sadistic pleasures 47–9 salvation 199 Samaritan, the Good 187 Sarajevo, Bosnia 140 Sartre, Jean-Paul 68, 75, 76, 87, 89, 91, 92; and atheism 75, 76; and radical freedom 76–83; and subjectivism 91 Satan 100 Saudi Arabia 88 Scarlet Woman, The 40 Schadenfreude 104 science 4–5, 84, 95; vs Christianity 27; vs ethics 4–5; laws of 2; vs morality 1; nature of 5; and
Sophists, the 1–2, 13, 14, 40; and Plato 2 souls 38, 56, 99–100 South Africa 174 Soviet Union 174 Spartans 4 Spinoza, B 84, 181 spontaneity: and consequentialism 143–4 sport 4 Stalin, Joseph 140 ‘state of nature’ 164, 165, 170; and Locke 174–5 state, the: vs God 174–5; and laws 165–6; and morality 173–4; and social order 171–3 subjective value 96; and objective meaning 87, 193–4, 194–7, 203–5 subjectivism 1, 3–7, 11, 13, 20–2, 69, 81; distinctions of 14; and egoism 20–2; and objectivity 14; and Sartre 91; and truth 74–5; and virtue theory 61–2 suffering 67, 187, 188, 189; and God 182 sufficient reason 84 suicide 79, 112, 114, 119, 192; rational 113 ‘survival of the fittest’ 60, 64 Swenson, David F 191
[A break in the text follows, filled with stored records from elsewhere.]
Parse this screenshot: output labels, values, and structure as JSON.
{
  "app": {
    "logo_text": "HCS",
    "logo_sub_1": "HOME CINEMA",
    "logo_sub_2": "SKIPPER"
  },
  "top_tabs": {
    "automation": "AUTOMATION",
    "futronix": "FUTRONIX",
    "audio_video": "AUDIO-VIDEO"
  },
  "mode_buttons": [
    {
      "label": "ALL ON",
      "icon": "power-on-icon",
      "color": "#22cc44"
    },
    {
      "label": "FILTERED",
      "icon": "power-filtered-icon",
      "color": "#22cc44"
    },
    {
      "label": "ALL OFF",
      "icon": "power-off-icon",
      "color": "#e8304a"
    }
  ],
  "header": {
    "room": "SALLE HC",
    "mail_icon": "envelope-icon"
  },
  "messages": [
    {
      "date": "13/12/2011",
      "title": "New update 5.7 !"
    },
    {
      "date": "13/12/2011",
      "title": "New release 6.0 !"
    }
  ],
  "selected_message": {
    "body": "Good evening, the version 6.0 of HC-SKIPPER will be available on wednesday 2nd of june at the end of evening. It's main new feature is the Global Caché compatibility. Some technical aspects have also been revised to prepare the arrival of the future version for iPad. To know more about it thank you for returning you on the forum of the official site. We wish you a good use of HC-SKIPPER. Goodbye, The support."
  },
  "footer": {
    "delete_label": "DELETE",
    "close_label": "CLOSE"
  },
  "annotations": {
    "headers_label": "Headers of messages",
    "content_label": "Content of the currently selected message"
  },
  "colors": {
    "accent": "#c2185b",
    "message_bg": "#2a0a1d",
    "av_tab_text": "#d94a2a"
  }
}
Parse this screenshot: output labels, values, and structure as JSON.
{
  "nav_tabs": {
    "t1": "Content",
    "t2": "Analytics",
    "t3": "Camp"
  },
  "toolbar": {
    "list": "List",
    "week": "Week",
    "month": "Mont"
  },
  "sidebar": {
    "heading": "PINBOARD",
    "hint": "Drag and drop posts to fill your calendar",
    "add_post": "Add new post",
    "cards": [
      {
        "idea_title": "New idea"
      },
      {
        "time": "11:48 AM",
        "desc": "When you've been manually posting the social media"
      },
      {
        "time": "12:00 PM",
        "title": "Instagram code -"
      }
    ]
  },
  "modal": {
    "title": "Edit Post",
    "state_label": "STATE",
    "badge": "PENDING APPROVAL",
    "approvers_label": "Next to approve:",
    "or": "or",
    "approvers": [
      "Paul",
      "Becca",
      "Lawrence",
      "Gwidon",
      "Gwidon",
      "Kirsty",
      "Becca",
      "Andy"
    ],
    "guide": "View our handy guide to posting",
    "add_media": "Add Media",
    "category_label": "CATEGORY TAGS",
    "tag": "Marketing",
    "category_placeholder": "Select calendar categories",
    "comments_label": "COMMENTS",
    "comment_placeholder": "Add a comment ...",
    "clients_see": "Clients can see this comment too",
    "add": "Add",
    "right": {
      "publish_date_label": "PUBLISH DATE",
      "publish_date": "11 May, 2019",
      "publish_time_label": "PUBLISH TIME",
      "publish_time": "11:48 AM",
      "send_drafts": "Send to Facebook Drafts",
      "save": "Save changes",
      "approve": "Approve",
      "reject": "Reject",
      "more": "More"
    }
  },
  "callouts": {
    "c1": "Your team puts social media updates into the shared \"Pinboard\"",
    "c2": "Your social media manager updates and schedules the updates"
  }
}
Treatise of Human Nature, A 9, 10, 107 Trinity, The 72 Trollope, Anthony 123 truth 1–15, 95, 110–11, 157–8; analytical 11; and beliefs 74–5; and Christianity 72, 74–5; concept of 1; objective 89; and science 88–9; subjective 74–5 Tutsis 182 Two Treatises of Government 164–5 Übermensch 29–31, 33 universal law 115 universalizability 114–15, 118–22; and action 115; and right 120; and wrong 120 University College London 130 utilitarianism 126, 128–61, 162, 178, 179–80, 195; concept of 130–2; and consequentialism 137–9; and economics 151; and happiness 149–55; hedonic 137–9; and hedonism 133–4; and murder 135–136; objections to 145–61; and social reform 129; see also act and rule Utilitarianism 132, 155 utility 132; and actions 131; and GHP 128–30; and justice 146–7; and life 131
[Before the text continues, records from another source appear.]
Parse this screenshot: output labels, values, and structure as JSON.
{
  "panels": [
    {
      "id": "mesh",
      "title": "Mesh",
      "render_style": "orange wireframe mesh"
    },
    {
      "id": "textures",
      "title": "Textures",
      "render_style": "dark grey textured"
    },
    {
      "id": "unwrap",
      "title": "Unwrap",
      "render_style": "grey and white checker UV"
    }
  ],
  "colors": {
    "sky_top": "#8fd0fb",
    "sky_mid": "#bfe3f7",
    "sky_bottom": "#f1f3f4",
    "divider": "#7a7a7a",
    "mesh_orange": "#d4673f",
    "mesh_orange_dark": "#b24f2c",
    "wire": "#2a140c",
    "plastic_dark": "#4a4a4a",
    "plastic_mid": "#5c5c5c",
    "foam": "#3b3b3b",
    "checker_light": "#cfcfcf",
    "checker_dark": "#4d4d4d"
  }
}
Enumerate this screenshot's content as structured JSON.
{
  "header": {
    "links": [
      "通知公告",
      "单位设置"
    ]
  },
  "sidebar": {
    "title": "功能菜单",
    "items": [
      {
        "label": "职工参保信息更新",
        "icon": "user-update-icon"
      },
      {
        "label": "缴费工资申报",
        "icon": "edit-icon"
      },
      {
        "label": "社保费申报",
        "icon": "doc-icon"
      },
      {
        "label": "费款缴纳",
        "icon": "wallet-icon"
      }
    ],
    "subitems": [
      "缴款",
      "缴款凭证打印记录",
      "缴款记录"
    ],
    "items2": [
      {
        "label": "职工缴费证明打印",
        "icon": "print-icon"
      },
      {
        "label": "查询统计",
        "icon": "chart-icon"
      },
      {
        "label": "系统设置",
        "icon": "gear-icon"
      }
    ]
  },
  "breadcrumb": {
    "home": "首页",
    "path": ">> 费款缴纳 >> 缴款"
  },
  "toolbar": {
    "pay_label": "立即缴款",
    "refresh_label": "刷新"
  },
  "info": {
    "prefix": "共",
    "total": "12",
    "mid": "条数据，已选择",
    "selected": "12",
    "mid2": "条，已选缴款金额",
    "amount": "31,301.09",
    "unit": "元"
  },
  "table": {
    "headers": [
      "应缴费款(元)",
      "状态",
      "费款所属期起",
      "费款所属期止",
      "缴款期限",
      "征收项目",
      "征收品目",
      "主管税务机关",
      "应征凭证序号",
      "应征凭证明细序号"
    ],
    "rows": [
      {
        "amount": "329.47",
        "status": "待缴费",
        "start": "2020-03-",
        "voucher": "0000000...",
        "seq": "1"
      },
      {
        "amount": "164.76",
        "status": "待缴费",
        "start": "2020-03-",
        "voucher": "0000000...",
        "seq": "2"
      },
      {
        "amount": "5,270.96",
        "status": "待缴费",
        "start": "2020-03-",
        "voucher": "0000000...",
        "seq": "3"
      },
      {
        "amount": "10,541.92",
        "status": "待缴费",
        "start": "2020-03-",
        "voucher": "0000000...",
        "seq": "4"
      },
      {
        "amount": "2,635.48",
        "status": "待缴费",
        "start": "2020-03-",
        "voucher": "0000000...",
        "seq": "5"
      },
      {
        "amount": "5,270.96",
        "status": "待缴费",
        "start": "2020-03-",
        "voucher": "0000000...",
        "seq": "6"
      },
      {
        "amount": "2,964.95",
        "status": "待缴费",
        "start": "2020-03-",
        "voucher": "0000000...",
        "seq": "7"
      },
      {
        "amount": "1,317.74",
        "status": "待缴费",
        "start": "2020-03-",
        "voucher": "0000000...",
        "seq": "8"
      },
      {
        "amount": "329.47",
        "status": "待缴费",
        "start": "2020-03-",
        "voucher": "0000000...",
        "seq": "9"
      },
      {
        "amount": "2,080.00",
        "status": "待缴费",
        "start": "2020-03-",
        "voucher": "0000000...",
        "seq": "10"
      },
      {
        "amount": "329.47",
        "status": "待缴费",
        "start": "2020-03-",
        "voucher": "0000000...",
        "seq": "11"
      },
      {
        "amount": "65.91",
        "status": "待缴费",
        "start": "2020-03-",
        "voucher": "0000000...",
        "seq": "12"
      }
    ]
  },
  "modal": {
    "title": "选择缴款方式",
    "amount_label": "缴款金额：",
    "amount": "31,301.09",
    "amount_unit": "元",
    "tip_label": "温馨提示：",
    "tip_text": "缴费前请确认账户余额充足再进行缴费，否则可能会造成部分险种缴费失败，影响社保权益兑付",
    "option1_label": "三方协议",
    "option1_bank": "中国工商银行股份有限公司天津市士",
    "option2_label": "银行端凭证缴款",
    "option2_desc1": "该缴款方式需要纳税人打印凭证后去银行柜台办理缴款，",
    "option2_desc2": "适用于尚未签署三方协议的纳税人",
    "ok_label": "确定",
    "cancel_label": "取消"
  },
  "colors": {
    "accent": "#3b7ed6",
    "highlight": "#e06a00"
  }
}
Tahiti 138 Taylor, Richard 193–4, 194, 197 telos 58–9 Ten Commandments, The 190 theft 4 theology: and faith 74 theoretical reason: and practical reason 117 Theory of Justice, A 167 Third Reich 86 thought 96; and existence 73 Thrasymachus 20, 27, 37, 99 Tibetan monks 63 time, concept of 32 tolerance 30 torture 48 Tragical Life and Death of Dr Faustus, The 100
values 1, 15, 80, 83, 87–92, 96; and action 85–6; objective 81; and Plato 88; see intrinsic and instrumental value VD 41 vice 7 Victorian period, The 129 victory, concept of 51 View from Nowhere, The 196 virtue 51–70; and happiness 98–101, 124–5, 128 Virtue of Selfishness, The 21 virtue theory 53–70; and ethical subjectivism 61; and moral realism 61 Wagner, Richard 31, 33, 35
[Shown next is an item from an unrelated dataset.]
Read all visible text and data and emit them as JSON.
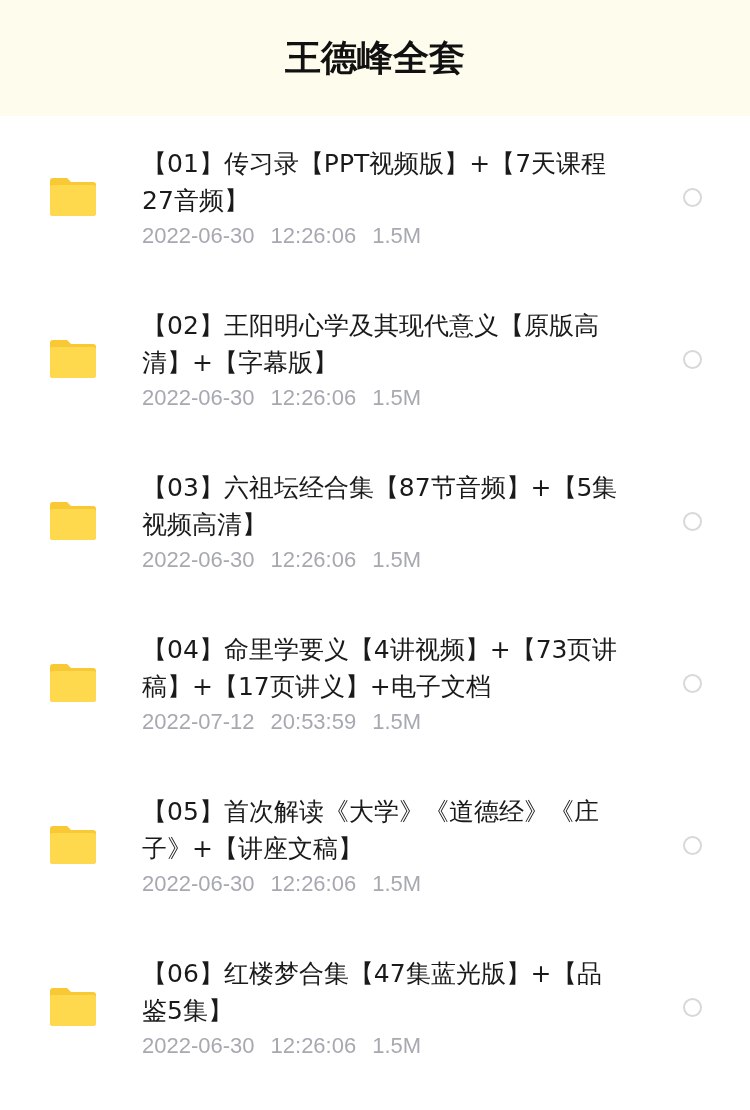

Wales 129 weakness 30 wealth 17–18, 19–20, 69, 102 ‘well–being’ 54, 180; see also eudaemonia Westminster Review 130 Wiesel, Elie 87 Wild West, The 103 Wilde, Oscar 138 will 96, 112–13, 116, 118, 122, 138; see also good will Will to Power, The 30 ‘will to power’ 29–35; and instrumental value 32–3 Wilson, E O 60, 62–3, 64 wisdom, see phronesis
wit 101 women: and Islam 184–5 workhouse 129 World War I 139 World War II 81, 140 worship 190 wrong 58, 61, 102, 117–18, 128, 137, 191, 195; concept of 1, 2, 7–8, 22, 37; intrinsic 188; and sovereign 174; and universalizability 120 xenophobia 67 Yahweh 181 zoos 55, 68